*TASK DIRECTIONS*
Can you pull out each line of the data below that includes the word "image"?

(Collected data entries)
####

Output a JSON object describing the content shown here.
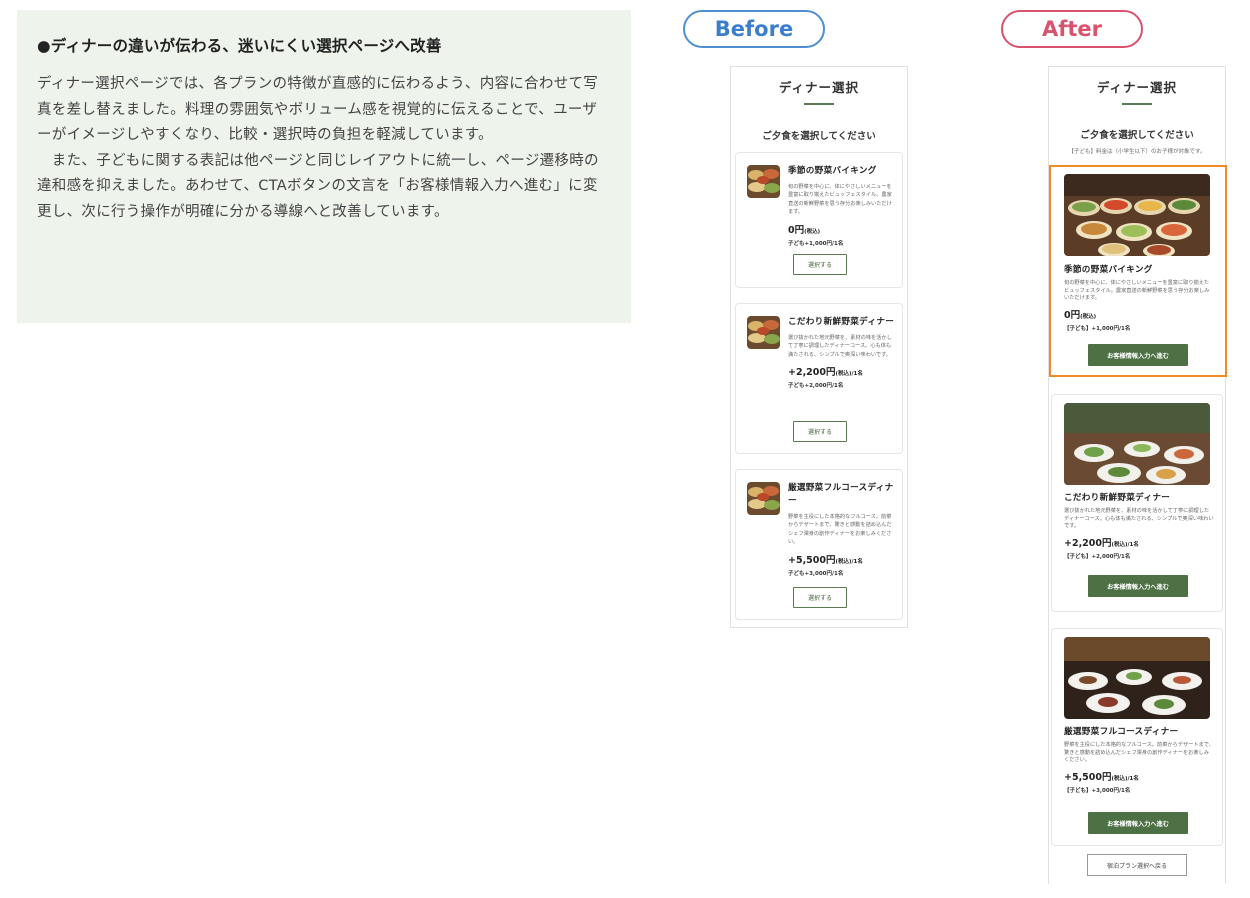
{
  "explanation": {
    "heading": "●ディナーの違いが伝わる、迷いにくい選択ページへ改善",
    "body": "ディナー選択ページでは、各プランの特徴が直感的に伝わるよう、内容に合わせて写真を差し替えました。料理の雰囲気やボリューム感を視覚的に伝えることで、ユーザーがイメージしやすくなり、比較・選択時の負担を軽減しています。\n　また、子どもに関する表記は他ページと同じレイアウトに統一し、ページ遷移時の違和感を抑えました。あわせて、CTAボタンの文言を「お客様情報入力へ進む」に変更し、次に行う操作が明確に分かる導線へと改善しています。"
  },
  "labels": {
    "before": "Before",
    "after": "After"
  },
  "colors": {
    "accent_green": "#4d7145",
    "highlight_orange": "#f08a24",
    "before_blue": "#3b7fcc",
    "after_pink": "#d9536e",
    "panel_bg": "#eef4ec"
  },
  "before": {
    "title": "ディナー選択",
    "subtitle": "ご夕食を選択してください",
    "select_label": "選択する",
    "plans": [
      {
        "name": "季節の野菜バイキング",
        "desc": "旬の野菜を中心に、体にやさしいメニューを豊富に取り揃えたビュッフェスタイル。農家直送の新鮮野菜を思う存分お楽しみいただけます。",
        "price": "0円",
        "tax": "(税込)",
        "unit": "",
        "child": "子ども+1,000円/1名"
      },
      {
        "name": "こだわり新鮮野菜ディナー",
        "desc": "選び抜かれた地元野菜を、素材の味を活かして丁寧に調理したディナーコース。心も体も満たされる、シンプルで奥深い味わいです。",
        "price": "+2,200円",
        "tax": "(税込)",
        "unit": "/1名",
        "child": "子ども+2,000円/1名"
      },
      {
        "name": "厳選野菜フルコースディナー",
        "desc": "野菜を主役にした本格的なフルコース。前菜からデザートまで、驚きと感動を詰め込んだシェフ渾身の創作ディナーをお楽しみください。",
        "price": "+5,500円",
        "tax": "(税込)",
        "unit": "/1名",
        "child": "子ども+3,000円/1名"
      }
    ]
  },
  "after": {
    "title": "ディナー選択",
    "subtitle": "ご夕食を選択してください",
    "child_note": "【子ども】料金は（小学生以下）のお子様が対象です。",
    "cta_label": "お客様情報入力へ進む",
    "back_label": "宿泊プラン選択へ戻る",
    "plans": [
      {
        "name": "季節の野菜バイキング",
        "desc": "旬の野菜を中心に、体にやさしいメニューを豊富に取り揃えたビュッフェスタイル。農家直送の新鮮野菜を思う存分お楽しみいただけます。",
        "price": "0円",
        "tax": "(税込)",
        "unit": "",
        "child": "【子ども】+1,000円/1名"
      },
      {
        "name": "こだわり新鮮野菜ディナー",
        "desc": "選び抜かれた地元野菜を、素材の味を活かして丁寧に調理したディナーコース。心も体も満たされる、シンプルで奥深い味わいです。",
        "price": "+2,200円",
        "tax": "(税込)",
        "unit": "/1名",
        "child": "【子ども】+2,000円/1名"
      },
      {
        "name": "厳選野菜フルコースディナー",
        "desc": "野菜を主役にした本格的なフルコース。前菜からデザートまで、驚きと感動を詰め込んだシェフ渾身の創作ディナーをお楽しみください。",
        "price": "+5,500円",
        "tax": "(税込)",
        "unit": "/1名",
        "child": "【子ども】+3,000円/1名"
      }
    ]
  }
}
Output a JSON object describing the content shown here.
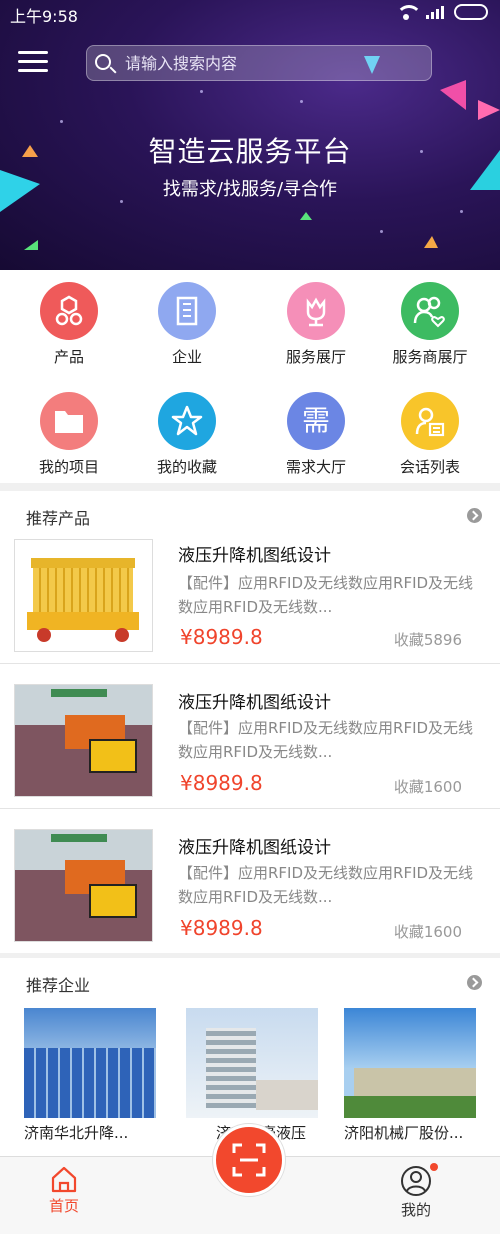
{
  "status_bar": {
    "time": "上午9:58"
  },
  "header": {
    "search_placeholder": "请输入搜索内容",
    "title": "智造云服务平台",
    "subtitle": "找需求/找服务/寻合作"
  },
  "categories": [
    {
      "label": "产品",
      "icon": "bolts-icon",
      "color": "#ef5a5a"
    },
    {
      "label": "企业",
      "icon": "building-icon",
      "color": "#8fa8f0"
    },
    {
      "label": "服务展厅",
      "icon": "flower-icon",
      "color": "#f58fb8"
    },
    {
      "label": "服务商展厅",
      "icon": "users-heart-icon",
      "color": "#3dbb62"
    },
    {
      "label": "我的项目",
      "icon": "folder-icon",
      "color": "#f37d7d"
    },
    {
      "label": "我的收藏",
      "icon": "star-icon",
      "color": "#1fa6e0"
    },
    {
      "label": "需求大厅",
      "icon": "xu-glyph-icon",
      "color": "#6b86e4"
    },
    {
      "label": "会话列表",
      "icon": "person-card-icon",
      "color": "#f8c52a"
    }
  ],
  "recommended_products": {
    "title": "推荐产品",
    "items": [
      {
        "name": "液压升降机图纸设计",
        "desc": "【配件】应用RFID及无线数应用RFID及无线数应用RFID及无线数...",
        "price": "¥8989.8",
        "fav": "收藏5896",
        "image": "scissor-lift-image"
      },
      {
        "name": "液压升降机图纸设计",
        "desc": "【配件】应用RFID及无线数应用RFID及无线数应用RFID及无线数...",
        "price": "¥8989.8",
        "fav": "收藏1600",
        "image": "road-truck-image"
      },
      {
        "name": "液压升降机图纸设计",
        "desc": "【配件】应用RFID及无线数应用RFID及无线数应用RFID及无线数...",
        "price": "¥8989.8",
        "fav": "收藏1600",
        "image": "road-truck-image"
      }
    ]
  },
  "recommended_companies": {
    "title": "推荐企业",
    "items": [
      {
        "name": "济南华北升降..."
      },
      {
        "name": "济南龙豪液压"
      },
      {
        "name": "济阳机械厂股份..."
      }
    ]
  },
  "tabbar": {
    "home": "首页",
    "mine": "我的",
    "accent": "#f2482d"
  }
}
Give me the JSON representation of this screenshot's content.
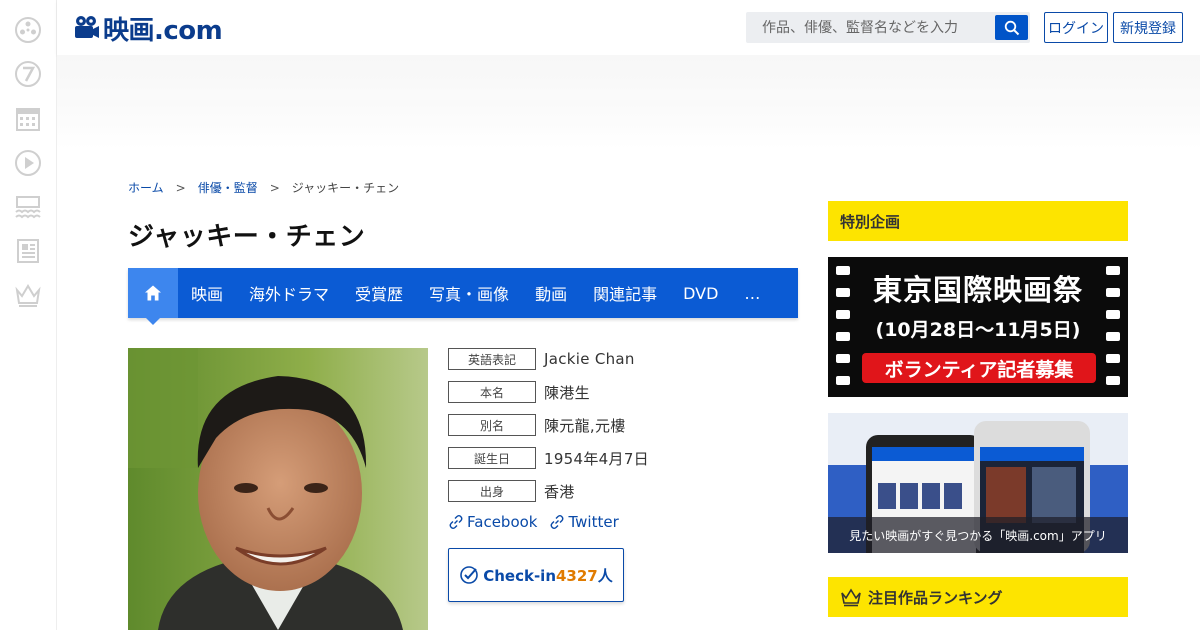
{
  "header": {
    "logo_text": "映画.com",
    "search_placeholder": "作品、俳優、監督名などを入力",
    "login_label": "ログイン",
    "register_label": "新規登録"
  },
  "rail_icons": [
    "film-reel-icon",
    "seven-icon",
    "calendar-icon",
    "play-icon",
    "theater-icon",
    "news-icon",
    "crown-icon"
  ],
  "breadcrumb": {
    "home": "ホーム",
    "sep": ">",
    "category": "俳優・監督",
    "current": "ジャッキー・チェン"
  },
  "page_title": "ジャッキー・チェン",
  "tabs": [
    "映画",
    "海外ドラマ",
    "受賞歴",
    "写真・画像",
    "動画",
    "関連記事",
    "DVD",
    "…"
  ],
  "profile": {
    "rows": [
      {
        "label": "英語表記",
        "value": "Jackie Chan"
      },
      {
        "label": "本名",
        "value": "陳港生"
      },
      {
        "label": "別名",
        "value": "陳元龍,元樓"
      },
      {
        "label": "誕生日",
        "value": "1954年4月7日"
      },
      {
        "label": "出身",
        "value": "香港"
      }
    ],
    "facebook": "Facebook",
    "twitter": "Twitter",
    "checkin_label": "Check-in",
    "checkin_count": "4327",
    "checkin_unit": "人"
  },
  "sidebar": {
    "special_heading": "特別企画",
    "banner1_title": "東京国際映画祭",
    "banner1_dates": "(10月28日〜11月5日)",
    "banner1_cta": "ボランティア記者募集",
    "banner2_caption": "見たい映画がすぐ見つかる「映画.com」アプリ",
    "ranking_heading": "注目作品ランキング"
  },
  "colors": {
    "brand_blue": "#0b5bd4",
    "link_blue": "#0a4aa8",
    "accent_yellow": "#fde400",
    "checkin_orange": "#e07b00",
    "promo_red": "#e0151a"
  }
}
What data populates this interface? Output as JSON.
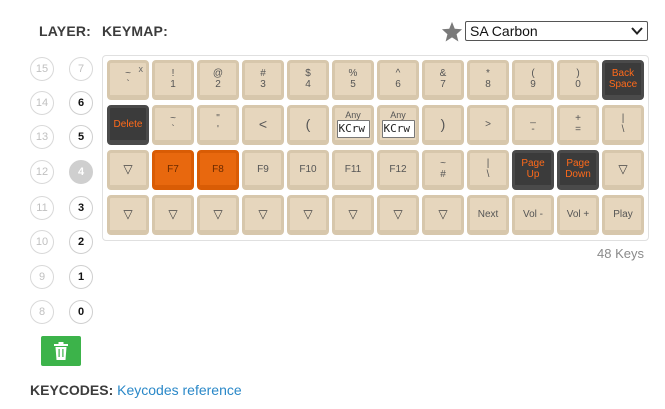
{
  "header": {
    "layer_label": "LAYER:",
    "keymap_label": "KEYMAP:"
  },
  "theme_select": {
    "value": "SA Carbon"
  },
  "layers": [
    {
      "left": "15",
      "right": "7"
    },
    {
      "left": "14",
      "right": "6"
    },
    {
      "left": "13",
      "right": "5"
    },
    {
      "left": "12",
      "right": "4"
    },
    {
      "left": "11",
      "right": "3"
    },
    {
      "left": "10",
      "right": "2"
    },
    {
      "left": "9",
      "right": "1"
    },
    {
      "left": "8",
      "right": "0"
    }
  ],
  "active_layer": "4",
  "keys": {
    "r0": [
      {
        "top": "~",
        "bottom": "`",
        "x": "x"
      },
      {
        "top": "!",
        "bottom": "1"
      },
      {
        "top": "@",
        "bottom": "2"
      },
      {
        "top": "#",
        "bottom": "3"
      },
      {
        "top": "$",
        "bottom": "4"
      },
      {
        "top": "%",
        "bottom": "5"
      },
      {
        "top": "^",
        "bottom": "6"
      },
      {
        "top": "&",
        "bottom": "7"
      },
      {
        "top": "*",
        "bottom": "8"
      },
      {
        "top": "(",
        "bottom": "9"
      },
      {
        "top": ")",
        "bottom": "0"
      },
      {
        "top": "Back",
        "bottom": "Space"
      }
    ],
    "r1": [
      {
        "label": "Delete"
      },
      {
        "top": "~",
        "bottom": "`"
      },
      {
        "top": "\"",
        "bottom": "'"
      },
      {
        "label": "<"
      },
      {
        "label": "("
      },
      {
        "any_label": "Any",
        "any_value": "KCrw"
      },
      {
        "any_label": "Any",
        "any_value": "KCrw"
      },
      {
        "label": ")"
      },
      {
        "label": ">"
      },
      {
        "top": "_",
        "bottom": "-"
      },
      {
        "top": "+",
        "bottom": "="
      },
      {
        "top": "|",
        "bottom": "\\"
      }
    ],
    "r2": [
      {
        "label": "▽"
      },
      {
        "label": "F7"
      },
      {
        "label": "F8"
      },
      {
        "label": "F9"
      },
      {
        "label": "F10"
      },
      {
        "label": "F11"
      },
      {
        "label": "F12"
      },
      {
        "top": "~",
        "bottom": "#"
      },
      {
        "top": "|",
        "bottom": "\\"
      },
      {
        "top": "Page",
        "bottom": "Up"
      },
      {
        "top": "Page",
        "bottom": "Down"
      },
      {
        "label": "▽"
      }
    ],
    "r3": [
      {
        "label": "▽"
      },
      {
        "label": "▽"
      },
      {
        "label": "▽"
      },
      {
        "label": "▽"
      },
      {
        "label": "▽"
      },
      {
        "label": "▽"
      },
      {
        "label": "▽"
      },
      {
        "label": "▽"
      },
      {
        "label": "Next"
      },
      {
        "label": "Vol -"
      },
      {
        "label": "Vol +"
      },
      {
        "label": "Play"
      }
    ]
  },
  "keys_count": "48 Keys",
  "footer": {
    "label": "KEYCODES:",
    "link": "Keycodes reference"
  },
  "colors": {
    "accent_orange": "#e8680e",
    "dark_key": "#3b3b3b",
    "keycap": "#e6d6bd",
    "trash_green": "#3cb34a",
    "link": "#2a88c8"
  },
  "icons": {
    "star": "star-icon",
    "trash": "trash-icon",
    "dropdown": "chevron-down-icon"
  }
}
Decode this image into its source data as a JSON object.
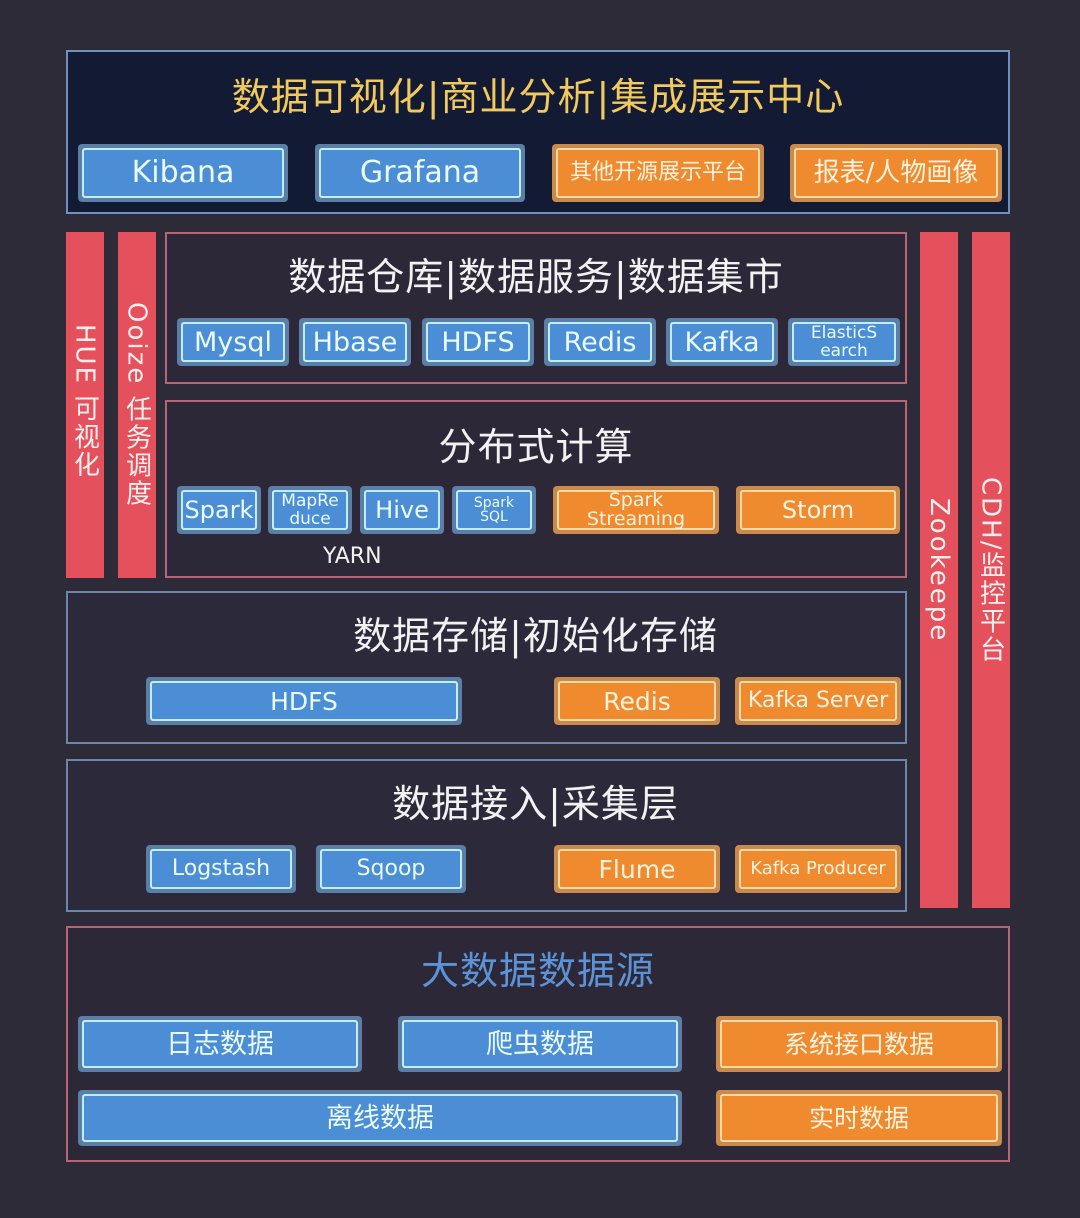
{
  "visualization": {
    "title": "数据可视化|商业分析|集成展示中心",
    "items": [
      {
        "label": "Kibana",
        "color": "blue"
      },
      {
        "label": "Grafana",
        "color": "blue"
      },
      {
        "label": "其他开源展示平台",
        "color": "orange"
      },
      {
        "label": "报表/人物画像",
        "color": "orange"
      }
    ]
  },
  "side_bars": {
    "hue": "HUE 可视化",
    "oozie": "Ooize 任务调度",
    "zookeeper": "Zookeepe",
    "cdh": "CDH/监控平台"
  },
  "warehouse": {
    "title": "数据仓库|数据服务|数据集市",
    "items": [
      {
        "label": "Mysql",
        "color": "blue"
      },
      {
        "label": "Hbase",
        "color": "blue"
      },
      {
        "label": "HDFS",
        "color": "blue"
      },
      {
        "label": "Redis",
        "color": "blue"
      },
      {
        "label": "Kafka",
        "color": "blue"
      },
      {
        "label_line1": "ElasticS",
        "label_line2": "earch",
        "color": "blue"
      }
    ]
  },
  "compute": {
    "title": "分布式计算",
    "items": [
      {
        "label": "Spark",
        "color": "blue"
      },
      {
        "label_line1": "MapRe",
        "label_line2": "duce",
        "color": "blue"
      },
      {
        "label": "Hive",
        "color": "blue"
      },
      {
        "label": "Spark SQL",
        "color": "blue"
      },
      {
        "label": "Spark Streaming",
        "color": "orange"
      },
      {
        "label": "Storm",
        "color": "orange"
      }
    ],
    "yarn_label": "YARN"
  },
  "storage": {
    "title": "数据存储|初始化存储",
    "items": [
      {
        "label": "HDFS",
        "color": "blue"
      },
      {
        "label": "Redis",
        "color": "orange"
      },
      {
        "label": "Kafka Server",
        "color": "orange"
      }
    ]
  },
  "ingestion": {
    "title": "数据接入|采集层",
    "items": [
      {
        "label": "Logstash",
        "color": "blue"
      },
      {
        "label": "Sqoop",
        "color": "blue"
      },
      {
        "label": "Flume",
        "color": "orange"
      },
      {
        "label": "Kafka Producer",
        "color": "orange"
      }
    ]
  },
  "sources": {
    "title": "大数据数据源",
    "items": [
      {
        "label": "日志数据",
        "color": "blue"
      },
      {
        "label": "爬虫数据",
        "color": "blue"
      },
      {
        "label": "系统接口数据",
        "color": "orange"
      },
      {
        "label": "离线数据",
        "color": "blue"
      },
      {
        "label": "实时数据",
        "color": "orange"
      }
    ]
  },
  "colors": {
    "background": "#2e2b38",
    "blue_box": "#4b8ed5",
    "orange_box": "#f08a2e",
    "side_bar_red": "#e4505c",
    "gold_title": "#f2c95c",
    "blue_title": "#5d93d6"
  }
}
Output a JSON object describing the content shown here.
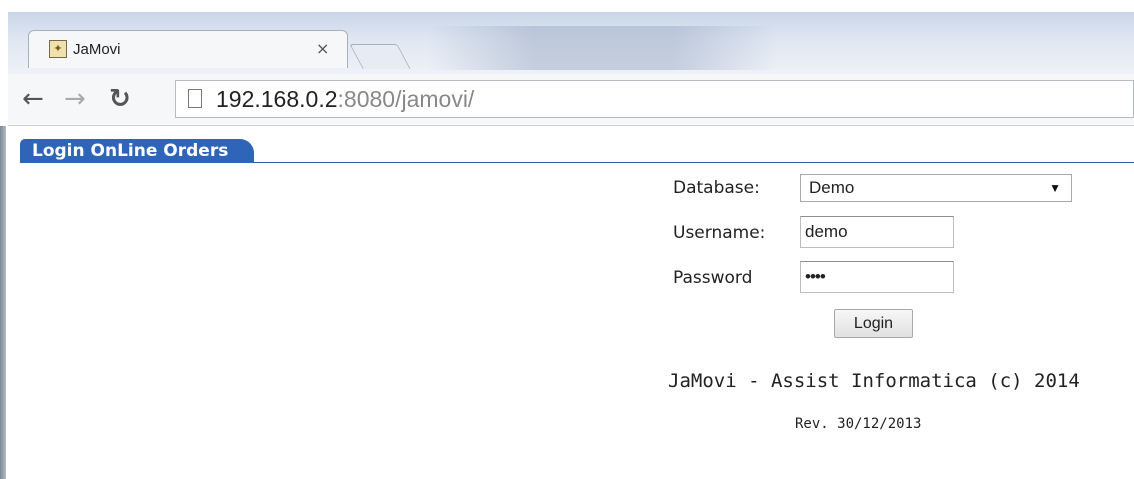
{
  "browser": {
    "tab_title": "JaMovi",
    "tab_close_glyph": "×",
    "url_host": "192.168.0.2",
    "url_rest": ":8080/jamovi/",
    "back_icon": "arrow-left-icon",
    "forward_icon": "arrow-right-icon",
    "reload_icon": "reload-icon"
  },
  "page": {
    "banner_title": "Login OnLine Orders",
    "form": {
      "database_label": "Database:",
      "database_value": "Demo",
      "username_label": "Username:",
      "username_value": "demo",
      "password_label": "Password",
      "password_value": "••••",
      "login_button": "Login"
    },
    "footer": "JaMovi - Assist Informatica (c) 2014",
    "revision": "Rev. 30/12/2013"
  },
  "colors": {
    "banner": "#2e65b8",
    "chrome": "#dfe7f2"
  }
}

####

*RESPONSE*
        "image": "scissor-lift-image"
        "image": "road-truck-image"
        "image": "road-truck-image"
Decode this image into its source data as a JSON object.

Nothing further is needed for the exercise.